US auto mileage efficiency bottomed out during the first energy crisis. That’s when we started learning how to make homes efficient too.

Regular home maintenance and improvement should include a comprehensive energy assessment to identify where Home Performance with Energy Star will maximize your home energy mileage.

Here is a quick overview of how car mileage efficiency and home energy efficiency has changed over time.

Photo of mcmansion and hummer limo

The Bigfoot print: We’ve been making homes and cars more energy-efficient since the 1970s while making them bigger, from a median 1,525 sq-ft in 1973 to 2,277 sq-ft in 2007, offsetting much of the technology improvement. Stretch Hummer limo and the McMansion are poster children for excessive energy consumption.

micro compact home and smart car

The Weefoot print: Tiny homes and cars such as the Micro Compact prefabricated home and Smart Car are part of the trend for not so big homes, efficient buildings, cars and cities. The equation is simple: Less = Less.

1921 auto and homes

Pictured in his circa 1921 Velie Six, homebuilder D.J. Dunigan constructed fine homes in an era without all the modern energy conveniences such as insulation, efficient windows, air conditioning and appliances.

Photographer Bill Owens captured the family station wagon and ranch home in his classic book, Suburbia, when average fuel economy bottomed out at 13 MPG.

Photographer Bill Owens captured a family with station wagon and ranch home in 1972 for his classic book, Suburbia, when average fuel economy bottomed out at 13 MPG. Building codes began requiring insulation, but homes were not air sealed.
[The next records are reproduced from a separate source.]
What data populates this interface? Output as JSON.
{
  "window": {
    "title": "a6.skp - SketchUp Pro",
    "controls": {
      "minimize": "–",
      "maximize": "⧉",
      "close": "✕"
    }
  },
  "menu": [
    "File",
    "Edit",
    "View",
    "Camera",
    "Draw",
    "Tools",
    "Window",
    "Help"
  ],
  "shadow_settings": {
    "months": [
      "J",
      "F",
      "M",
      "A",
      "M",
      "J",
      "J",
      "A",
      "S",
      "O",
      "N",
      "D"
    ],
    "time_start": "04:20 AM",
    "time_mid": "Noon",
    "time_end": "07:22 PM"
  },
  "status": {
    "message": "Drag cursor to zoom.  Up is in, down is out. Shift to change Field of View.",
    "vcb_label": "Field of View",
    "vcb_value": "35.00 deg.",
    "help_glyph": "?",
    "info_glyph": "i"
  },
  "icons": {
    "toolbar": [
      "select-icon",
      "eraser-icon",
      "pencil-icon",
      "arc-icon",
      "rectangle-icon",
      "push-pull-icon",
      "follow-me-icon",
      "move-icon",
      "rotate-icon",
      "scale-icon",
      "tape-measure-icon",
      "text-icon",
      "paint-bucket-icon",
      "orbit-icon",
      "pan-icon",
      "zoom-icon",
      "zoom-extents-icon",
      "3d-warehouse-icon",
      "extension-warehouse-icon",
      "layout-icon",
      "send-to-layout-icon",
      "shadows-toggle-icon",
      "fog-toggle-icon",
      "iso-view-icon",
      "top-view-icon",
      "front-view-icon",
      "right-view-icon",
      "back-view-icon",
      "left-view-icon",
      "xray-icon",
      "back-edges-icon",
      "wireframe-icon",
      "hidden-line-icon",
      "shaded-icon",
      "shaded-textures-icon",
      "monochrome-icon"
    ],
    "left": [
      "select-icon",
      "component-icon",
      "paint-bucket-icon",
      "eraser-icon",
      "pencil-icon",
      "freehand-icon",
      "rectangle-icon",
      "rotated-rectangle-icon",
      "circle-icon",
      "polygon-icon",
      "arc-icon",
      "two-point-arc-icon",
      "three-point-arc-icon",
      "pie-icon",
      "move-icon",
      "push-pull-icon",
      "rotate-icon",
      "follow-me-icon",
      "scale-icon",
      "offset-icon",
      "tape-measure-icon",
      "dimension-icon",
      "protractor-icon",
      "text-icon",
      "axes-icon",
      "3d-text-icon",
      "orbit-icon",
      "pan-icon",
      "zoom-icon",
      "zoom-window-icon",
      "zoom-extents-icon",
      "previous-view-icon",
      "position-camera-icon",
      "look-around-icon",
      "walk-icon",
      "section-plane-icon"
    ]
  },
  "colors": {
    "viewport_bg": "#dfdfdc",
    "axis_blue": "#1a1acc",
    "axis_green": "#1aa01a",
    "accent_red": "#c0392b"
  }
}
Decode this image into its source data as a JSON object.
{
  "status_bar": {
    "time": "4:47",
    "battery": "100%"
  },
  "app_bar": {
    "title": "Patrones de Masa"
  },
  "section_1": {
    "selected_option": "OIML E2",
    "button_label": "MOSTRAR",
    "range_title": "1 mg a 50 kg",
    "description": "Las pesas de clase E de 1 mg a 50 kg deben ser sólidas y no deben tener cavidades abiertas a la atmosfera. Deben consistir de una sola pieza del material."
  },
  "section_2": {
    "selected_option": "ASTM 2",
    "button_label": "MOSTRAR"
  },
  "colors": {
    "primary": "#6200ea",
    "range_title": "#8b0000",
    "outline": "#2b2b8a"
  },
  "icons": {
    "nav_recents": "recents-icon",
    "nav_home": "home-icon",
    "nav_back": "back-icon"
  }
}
Heating and air conditioning systems were energy guzzlers too.

High mileage homes and cars: Some 100 participating homes in the Pecan Street demonstration project in Austin’s Mueller development will utilize 100 Chevy Volts to create one of the densest electric-car concentrations of any neighborhood in the country. Homes are built to Energy Star standards set by Austin Utilities' home performance building code.

High mileage homes and cars: 100 families are participating in the Pecan Street demonstration project in Austin’s Mueller development are using 100 Chevy Volts to create one of the densest electric-car concentrations of any neighborhood in the country. Homes in Mueller are built using Energy Star standards as part of Austin’s Energy’s efficient homes program.

AlabamaWISE Energy Performance Score

 

 

What does a home MPG label look like? Participating AlabamaWISE home improvement contractors are certified by the Building Performance Institute or RESNET to perform diagnostic testing and visual inspection of your home’s energy-related systems, including insulation, windows, air leakage, duct leakage, heating and air condition system, and carbon monoxide safety. They also input 12 months of utility bills.

The resulting Energy Performance Score is an MPG rating for your home in units of Kilowatt Hours (KWH) per year. The score for an actual home in Huntsville, shown at right, was 43,000 KWH per year.

The label compares your existing home energy performance to similar homes in Alabama and the potential improvement for your home based on selected home improvement measures. For this home, the energy analyst identified energy-related improvements that could reduce annual electric bills by more than half, to 19,000 KWH per year.

– Brian Brainerd